I went with Gnome as the desktop environment, since it is the one I am most familiar with and did not want to make things too difficult. Right now I am using the Gnome Classic desktop; the laptop that this is installed on is older, with a lower resolution screen, and the Gnome Classic works well. Default Gnome works well on this system. It is fast and easy to use. It looks nice. I haven’t used the default Gnome look too often, usually there is some skin on it. What I don’t like is that some unknown Gnome applications installed and are now appearing in my applications drawer. They look like some utility and are using a default icon.
It has the default Gnome software and then I have installed Firefox, VS Code, Sublime Text, and Libre Office. Installing software on Arch is a little more complicated in almost every instance than if you are on a distribution like Ubuntu, Fedora, Mint, etc.. The Gnome store was installed, but doesn’t populate anything.
Everything that I have installed runs incredibly well. As a matter of fact, the aniations for the Gnome shell run better on this older laptop with Arch than on the HP Spectre x360 and on my desktop under Ubuntu. Even VS Code, and electron app, loads quickly and runs well.
Updating software on Arch is easy, but command line only. This is not the system to use if you don’t want to do a lot with the terminal, as you will be installing all of your software, updating the computer, and installing the system in the first place through command line.
Arch is fine.

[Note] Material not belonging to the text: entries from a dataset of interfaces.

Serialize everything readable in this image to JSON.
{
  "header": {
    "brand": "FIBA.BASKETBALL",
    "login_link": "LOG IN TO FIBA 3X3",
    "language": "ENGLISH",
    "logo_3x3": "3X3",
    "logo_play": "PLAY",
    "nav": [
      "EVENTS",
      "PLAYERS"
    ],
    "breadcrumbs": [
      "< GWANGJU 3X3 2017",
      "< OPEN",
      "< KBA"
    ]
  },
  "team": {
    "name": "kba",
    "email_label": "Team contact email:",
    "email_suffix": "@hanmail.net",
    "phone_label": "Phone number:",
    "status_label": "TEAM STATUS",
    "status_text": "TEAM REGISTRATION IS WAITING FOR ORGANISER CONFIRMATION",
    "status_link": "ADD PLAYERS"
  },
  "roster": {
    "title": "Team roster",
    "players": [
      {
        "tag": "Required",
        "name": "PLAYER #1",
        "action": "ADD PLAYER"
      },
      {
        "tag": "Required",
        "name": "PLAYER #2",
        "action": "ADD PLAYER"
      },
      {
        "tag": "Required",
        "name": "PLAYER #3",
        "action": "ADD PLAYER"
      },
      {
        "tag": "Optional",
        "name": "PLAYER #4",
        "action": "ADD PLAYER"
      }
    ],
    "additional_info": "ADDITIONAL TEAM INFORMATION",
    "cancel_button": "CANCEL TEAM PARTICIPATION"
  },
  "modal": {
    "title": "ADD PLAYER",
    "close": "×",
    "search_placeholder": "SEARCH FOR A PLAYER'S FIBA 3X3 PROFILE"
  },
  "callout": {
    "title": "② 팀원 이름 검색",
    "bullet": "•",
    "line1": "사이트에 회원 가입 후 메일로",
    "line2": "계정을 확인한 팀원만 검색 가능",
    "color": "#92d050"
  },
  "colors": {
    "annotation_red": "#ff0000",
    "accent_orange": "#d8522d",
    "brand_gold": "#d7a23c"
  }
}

The system works well, and if I were someone that was willing to put forth the time and effort to work with it every day, I am sure I would be able to get used to it and love it. It is limited in the amount of software that is available by default, and I had some trouble installing the Arch user Repositories and a helper that would allow me to install from there. This experience opened my eyes to a hard reality: there are certain parts of working on a computer that I would like thought of for me and automated by the system. I do not want to spend time reading a wiki page about updates to see if they will break anything. I do not want to install a second user repository to get access to a large portion of the tools and software I would like to use on the system. Hats off to those that do, but I prefer to get the system installed, and begin focusing more on what I am trying to get done on my computer, which is web development, paying bills, web browsing, etc. Arch is just all around more of my time spent getting it set up and maintaining the system, and that is time lost that I could be doing something else.